▶ **Your instructions**: Your response should contain every line from the data below that holds the string "username".

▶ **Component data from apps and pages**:
* * * * * * *

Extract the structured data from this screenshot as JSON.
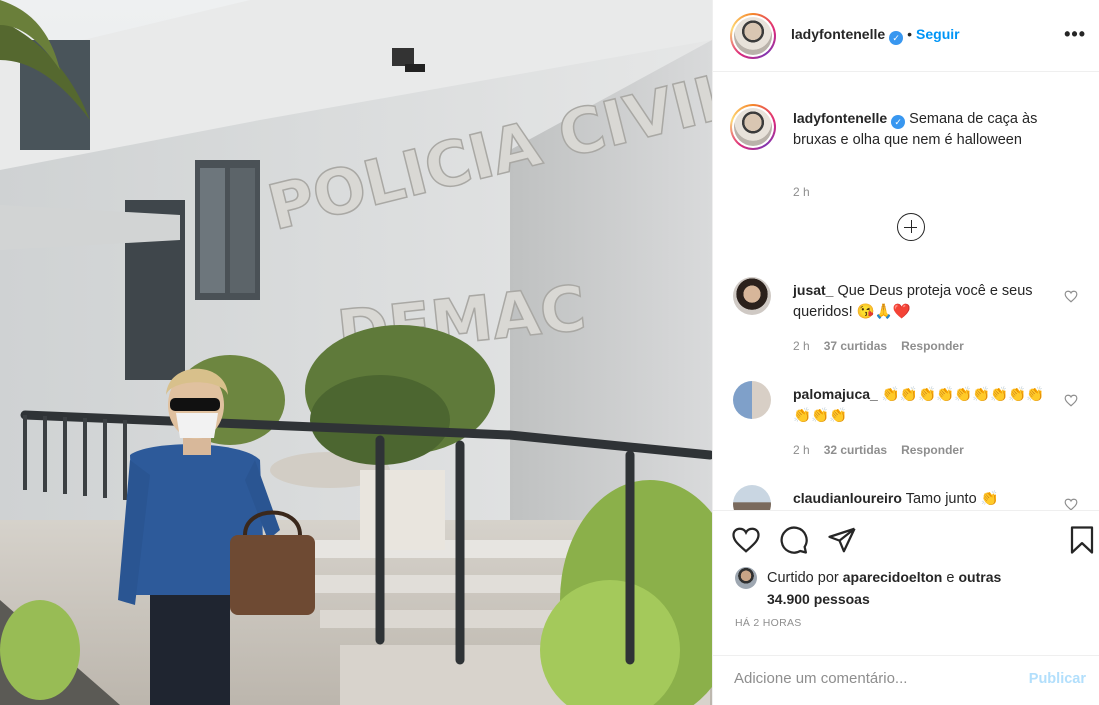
{
  "post": {
    "username": "ladyfontenelle",
    "verified_icon": "verified-badge-icon",
    "follow_label": "Seguir",
    "more_label": "•••",
    "photo_sign": {
      "line1": "POLICIA CIVIL",
      "line2": "DEMAC"
    }
  },
  "caption": {
    "username": "ladyfontenelle",
    "text": "Semana de caça às bruxas e olha que nem é halloween",
    "time": "2 h"
  },
  "comments": [
    {
      "username": "jusat_",
      "text": "Que Deus proteja você e seus queridos! 😘🙏❤️",
      "time": "2 h",
      "likes": "37 curtidas",
      "reply": "Responder"
    },
    {
      "username": "palomajuca_",
      "text": "👏👏👏👏👏👏👏👏👏👏👏👏",
      "time": "2 h",
      "likes": "32 curtidas",
      "reply": "Responder"
    },
    {
      "username": "claudianloureiro",
      "text": "Tamo junto 👏",
      "time": "",
      "likes": "",
      "reply": ""
    }
  ],
  "actions": {
    "icons": [
      "heart-icon",
      "comment-icon",
      "share-icon",
      "bookmark-icon"
    ],
    "liked_by_prefix": "Curtido por",
    "liked_by_user": "aparecidoelton",
    "liked_by_suffix": "e",
    "liked_by_others": "outras 34.900 pessoas",
    "ago": "HÁ 2 HORAS"
  },
  "add_comment": {
    "placeholder": "Adicione um comentário...",
    "publish_label": "Publicar"
  },
  "colors": {
    "accent": "#0095f6",
    "publish_disabled": "#b2dffc",
    "muted": "#8e8e8e"
  }
}
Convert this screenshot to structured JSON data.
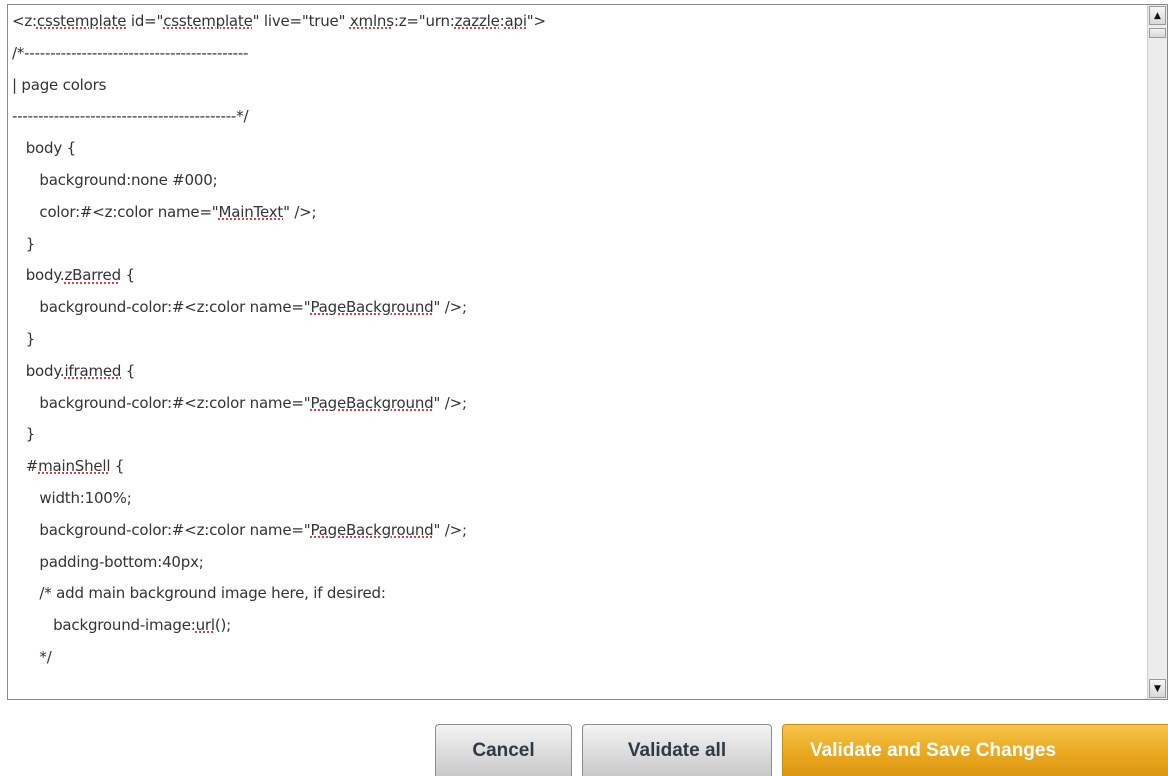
{
  "editor": {
    "lines": [
      {
        "parts": [
          {
            "t": "<z:"
          },
          {
            "t": "csstemplate",
            "u": true
          },
          {
            "t": " id=\""
          },
          {
            "t": "csstemplate",
            "u": true
          },
          {
            "t": "\" live=\"true\" "
          },
          {
            "t": "xmlns",
            "u": true
          },
          {
            "t": ":z=\"urn:"
          },
          {
            "t": "zazzle",
            "u": true
          },
          {
            "t": ":"
          },
          {
            "t": "api",
            "u": true
          },
          {
            "t": "\">"
          }
        ]
      },
      {
        "parts": [
          {
            "t": "/*-------------------------------------------"
          }
        ]
      },
      {
        "parts": [
          {
            "t": "| page colors"
          }
        ]
      },
      {
        "parts": [
          {
            "t": "-------------------------------------------*/"
          }
        ]
      },
      {
        "parts": [
          {
            "t": "   body {"
          }
        ]
      },
      {
        "parts": [
          {
            "t": "      background:none #000;"
          }
        ]
      },
      {
        "parts": [
          {
            "t": "      color:#<z:color name=\""
          },
          {
            "t": "MainText",
            "u": true
          },
          {
            "t": "\" />;"
          }
        ]
      },
      {
        "parts": [
          {
            "t": "   }"
          }
        ]
      },
      {
        "parts": [
          {
            "t": "   body."
          },
          {
            "t": "zBarred",
            "u": true
          },
          {
            "t": " {"
          }
        ]
      },
      {
        "parts": [
          {
            "t": "      background-color:#<z:color name=\""
          },
          {
            "t": "PageBackground",
            "u": true
          },
          {
            "t": "\" />;"
          }
        ]
      },
      {
        "parts": [
          {
            "t": "   }"
          }
        ]
      },
      {
        "parts": [
          {
            "t": "   body."
          },
          {
            "t": "iframed",
            "u": true
          },
          {
            "t": " {"
          }
        ]
      },
      {
        "parts": [
          {
            "t": "      background-color:#<z:color name=\""
          },
          {
            "t": "PageBackground",
            "u": true
          },
          {
            "t": "\" />;"
          }
        ]
      },
      {
        "parts": [
          {
            "t": "   }"
          }
        ]
      },
      {
        "parts": [
          {
            "t": "   #"
          },
          {
            "t": "mainShell",
            "u": true
          },
          {
            "t": " {"
          }
        ]
      },
      {
        "parts": [
          {
            "t": "      width:100%;"
          }
        ]
      },
      {
        "parts": [
          {
            "t": "      background-color:#<z:color name=\""
          },
          {
            "t": "PageBackground",
            "u": true
          },
          {
            "t": "\" />;"
          }
        ]
      },
      {
        "parts": [
          {
            "t": "      padding-bottom:40px;"
          }
        ]
      },
      {
        "parts": [
          {
            "t": "      /* add main background image here, if desired:"
          }
        ]
      },
      {
        "parts": [
          {
            "t": "         background-image:"
          },
          {
            "t": "url",
            "u": true
          },
          {
            "t": "();"
          }
        ]
      },
      {
        "parts": [
          {
            "t": "      */"
          }
        ]
      }
    ]
  },
  "scrollbar": {
    "up_icon": "triangle-up",
    "down_icon": "triangle-down"
  },
  "actions": {
    "cancel_label": "Cancel",
    "validate_label": "Validate all",
    "save_label": "Validate and Save Changes"
  },
  "colors": {
    "primary_button": "#eaa920",
    "secondary_button": "#dcdcdc",
    "spellcheck_underline": "#d40000"
  }
}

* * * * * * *

▶ **Task result**:
    "username": "ladyfontenelle",
    "username": "ladyfontenelle",
      "username": "jusat_",
      "username": "palomajuca_",
      "username": "claudianloureiro",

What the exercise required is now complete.